“I know that you were expelled from your community and have nowhere else to stay. That’s the only way I let people enter my house. But as for the people who do not respect my house I will not respect them either, and that’s how it will be with your wives, brothers, and children.”
After having listened to the yum ja’, the group felt sad and unsure about his welcome, because they did not know what to expect, or what would happen to them if they did not fulfill his wishes. The next day, the small group of Ch’oles left again for their places of origin to go in search of their relatives and other people who had wanted to found a new community.
Once the Ch’ol people managed to settle near the waterfall, they started hunting animals for their food, they started logging and burning many swaths of rainforests for their crops, and then they even began to steal treasures that were hidden in the mountains and caves. When the yum ja’ became aware of this situation he began to communicate his anger through dreams with laktyaty (‘our father’):
“I saw how the kaxlans (Ladino people) came to burn houses. The tenants of the place cried and it was impossible to show resistance, because the group that had come to harm them were mounted and carried machetes.”
Laktyaty, surprised by the revelation, called a meeting to gather the inhabitants of the community and communicates the message he had heard. However, his words were not taken into account and many men and women continued with the same practices as before.
The yum ja’ realized that his words had been disobeyed, so he again reached out to the laktyaty and his community:
‘’You saw how the ja’al flooded the houses and the crops near the rivers and streams. The roofs of houses, trees and crops fell by the forces of ik’. Mam flashed and shouted at sunset and nightfall.”

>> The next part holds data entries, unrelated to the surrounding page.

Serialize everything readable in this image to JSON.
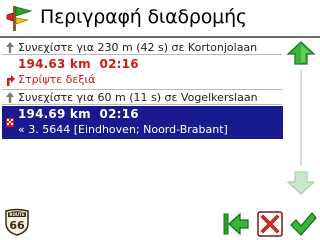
{
  "window": {
    "title": "Περιγραφή διαδρομής"
  },
  "route_list": [
    {
      "kind": "instruction",
      "text": "Συνεχίστε για 230 m (42 s) σε Kortonjolaan",
      "icon": "straight-arrow-icon"
    },
    {
      "kind": "waypoint",
      "distance": "194.63 km",
      "time": "02:16",
      "instruction": "Στρίψτε δεξιά",
      "icon": "turn-right-icon"
    },
    {
      "kind": "instruction",
      "text": "Συνεχίστε για 60 m (11 s) σε Vogelkerslaan",
      "icon": "straight-arrow-icon"
    },
    {
      "kind": "destination",
      "distance": "194.69 km",
      "time": "02:16",
      "detail": "« 3.  5644 [Eindhoven; Noord-Brabant]",
      "icon": "destination-flag-icon",
      "selected": true
    }
  ],
  "logo": {
    "top_text": "ROUTE",
    "number": "66"
  },
  "colors": {
    "accent_red": "#d21a1a",
    "selection_blue": "#1a1a90",
    "scroll_green": "#2aa52a"
  }
}
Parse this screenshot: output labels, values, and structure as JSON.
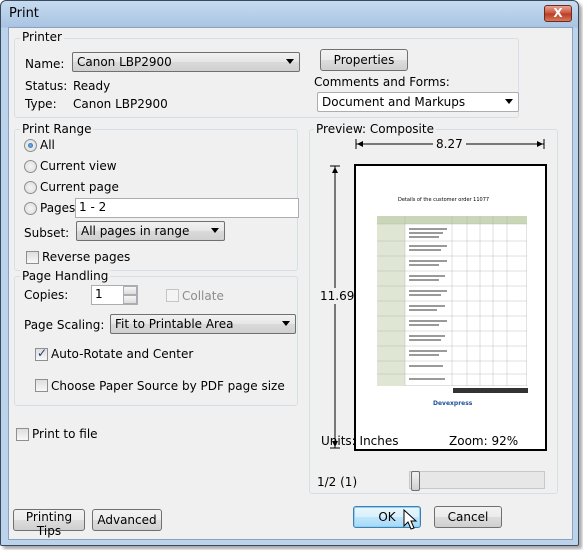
{
  "window": {
    "title": "Print",
    "close_glyph": "X"
  },
  "printer": {
    "group_label": "Printer",
    "name_label": "Name:",
    "name_value": "Canon LBP2900",
    "properties_button": "Properties",
    "status_label": "Status:",
    "status_value": "Ready",
    "type_label": "Type:",
    "type_value": "Canon LBP2900",
    "comments_label": "Comments and Forms:",
    "comments_value": "Document and Markups"
  },
  "print_range": {
    "group_label": "Print Range",
    "all": "All",
    "current_view": "Current view",
    "current_page": "Current page",
    "pages": "Pages",
    "pages_value": "1 - 2",
    "subset_label": "Subset:",
    "subset_value": "All pages in range",
    "reverse_pages": "Reverse pages",
    "selected": "All"
  },
  "page_handling": {
    "group_label": "Page Handling",
    "copies_label": "Copies:",
    "copies_value": "1",
    "collate": "Collate",
    "scaling_label": "Page Scaling:",
    "scaling_value": "Fit to Printable Area",
    "auto_rotate": "Auto-Rotate and Center",
    "auto_rotate_checked": true,
    "paper_source": "Choose Paper Source by PDF page size",
    "paper_source_checked": false
  },
  "print_to_file": "Print to file",
  "preview": {
    "label": "Preview: Composite",
    "width": "8.27",
    "height": "11.69",
    "units": "Units: Inches",
    "zoom": "Zoom:  92%",
    "page_indicator": "1/2 (1)",
    "doc_title": "Details of the customer order  11077",
    "doc_logo": "Devexpress"
  },
  "buttons": {
    "printing_tips": "Printing Tips",
    "advanced": "Advanced",
    "ok": "OK",
    "cancel": "Cancel"
  }
}
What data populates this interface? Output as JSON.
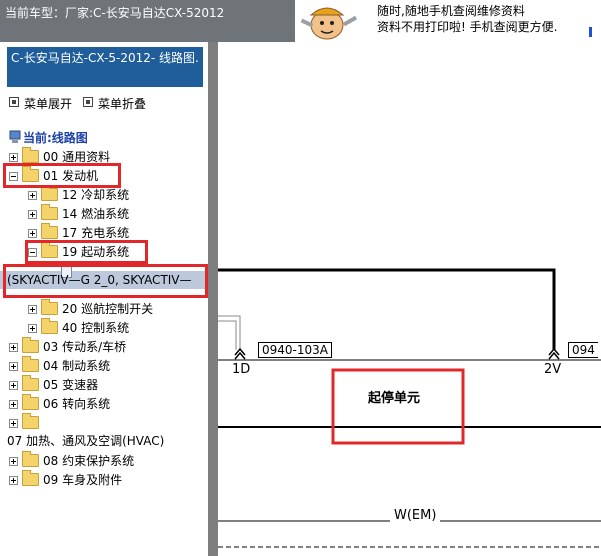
{
  "header": {
    "current_model": "当前车型：厂家:C-长安马自达CX-52012",
    "promo_line1": "随时,随地手机查阅维修资料",
    "promo_line2": "资料不用打印啦! 手机查阅更方便."
  },
  "tree": {
    "doc_title": "C-长安马自达-CX-5-2012- 线路图.",
    "expand_all": "菜单展开",
    "collapse_all": "菜单折叠",
    "current": "当前:线路图",
    "items": [
      {
        "label": "00 通用资料"
      },
      {
        "label": "01 发动机"
      },
      {
        "label": "12 冷却系统"
      },
      {
        "label": "14 燃油系统"
      },
      {
        "label": "17 充电系统"
      },
      {
        "label": "19 起动系统"
      },
      {
        "label": ""
      },
      {
        "label": "(SKYACTIV—G 2_0, SKYACTIV—"
      },
      {
        "label": "20 巡航控制开关"
      },
      {
        "label": "40 控制系统"
      },
      {
        "label": "03 传动系/车桥"
      },
      {
        "label": "04 制动系统"
      },
      {
        "label": "05 变速器"
      },
      {
        "label": "06 转向系统"
      },
      {
        "label": ""
      },
      {
        "label": "07 加热、通风及空调(HVAC)"
      },
      {
        "label": "08 约束保护系统"
      },
      {
        "label": "09 车身及附件"
      }
    ]
  },
  "diagram": {
    "connector_left": "0940-103A",
    "connector_right": "094",
    "pin_left": "1D",
    "pin_right": "2V",
    "unit_label": "起停单元",
    "wire_label": "W(EM)"
  },
  "colors": {
    "topbar": "#6f7479",
    "title_bar": "#1f5e9a",
    "selection": "#bcc8dc",
    "annotation_red": "#e0282a",
    "splitter": "#7c7e80"
  }
}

Laktyaty understood that the dreamed message had come from the yum ja’ and after reaching consensus with his family, they decided to bring him an offering and prayers. But suddenly a current of air extinguished the candles and they heard a voice that said:
“So this is how they repay me for the favors I gave them? I inhabit this house and I will not allow it to be destroyed!”
Laktyaty again tells his family and friends about the event, and manages to convince some of their children so that each year they bring a token of gratitude to the yum ja’. Still not satisfied with this situation, the yum ja’ meets Ik’, Ja‘al and Mam, and each one asks for support to defend the inhabitants of the jungle.
The Ja’al constantly floods the well of Misolha, it makes it deeper and more turbid, and that prevents people from enjoying the natural color and beauty of the water. This in turn generates economic losses for the owners of established businesses there.
The Ik’, is in charge of sweeping the clouds to other places and with its blowing it also often generates large fires in the mountains and in the crops in the burning season. It also creates a whirlpool to trap and submerge people in the depths of the waterfall.
The Mam, for his part, flashes and shouts the passage of the ik’ and ja’al; he burns the looters physically and spiritually and when he can, he goes back to hiding the treasures in inaccessible places.
The yum ja’ is still alive and constantly visits the community of San Miguel.